↓

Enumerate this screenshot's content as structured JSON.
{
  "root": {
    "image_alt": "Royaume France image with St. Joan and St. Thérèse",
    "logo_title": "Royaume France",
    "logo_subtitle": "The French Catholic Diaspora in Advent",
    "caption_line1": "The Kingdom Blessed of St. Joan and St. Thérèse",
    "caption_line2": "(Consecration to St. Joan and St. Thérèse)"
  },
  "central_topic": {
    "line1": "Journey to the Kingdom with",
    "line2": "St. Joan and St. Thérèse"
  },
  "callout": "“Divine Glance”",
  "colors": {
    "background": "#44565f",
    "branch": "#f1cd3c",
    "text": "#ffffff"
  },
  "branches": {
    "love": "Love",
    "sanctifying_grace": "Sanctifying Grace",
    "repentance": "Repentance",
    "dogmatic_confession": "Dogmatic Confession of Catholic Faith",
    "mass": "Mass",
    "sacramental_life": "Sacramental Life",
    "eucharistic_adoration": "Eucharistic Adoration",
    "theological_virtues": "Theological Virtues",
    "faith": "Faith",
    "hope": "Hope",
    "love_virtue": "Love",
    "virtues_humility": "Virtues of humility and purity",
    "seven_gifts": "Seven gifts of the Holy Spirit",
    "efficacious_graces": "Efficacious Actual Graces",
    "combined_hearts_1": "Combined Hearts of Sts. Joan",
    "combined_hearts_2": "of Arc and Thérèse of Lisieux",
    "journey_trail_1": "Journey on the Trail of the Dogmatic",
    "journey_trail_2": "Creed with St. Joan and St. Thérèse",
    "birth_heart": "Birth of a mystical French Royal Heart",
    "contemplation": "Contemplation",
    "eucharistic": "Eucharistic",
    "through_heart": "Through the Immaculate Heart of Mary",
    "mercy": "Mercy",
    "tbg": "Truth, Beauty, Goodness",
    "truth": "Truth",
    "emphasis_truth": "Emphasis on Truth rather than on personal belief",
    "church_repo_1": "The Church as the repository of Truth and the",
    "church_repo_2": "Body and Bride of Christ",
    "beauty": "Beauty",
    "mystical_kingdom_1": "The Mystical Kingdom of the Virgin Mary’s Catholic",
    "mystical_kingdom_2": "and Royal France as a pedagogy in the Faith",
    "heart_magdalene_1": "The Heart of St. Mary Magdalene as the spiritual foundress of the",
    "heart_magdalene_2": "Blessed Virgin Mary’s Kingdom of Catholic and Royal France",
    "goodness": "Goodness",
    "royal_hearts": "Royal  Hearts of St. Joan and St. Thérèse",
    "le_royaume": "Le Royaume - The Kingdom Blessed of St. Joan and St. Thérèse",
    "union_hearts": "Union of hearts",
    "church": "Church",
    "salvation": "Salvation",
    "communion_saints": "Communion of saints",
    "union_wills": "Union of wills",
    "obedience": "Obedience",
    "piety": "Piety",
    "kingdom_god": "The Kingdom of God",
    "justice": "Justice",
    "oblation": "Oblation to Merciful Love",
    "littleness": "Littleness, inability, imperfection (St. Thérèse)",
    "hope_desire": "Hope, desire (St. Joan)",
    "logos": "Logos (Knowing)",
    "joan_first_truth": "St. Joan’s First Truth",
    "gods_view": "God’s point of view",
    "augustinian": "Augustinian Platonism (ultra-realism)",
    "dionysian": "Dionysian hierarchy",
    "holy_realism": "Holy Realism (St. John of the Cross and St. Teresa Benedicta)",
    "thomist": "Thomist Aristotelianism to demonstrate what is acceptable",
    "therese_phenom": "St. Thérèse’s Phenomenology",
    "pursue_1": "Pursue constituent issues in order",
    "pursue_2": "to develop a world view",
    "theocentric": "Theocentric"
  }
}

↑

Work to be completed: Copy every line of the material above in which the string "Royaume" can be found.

Exercise answer:
    "image_alt": "Royaume France image with St. Joan and St. Thérèse",
    "logo_title": "Royaume France",
    "le_royaume": "Le Royaume - The Kingdom Blessed of St. Joan and St. Thérèse",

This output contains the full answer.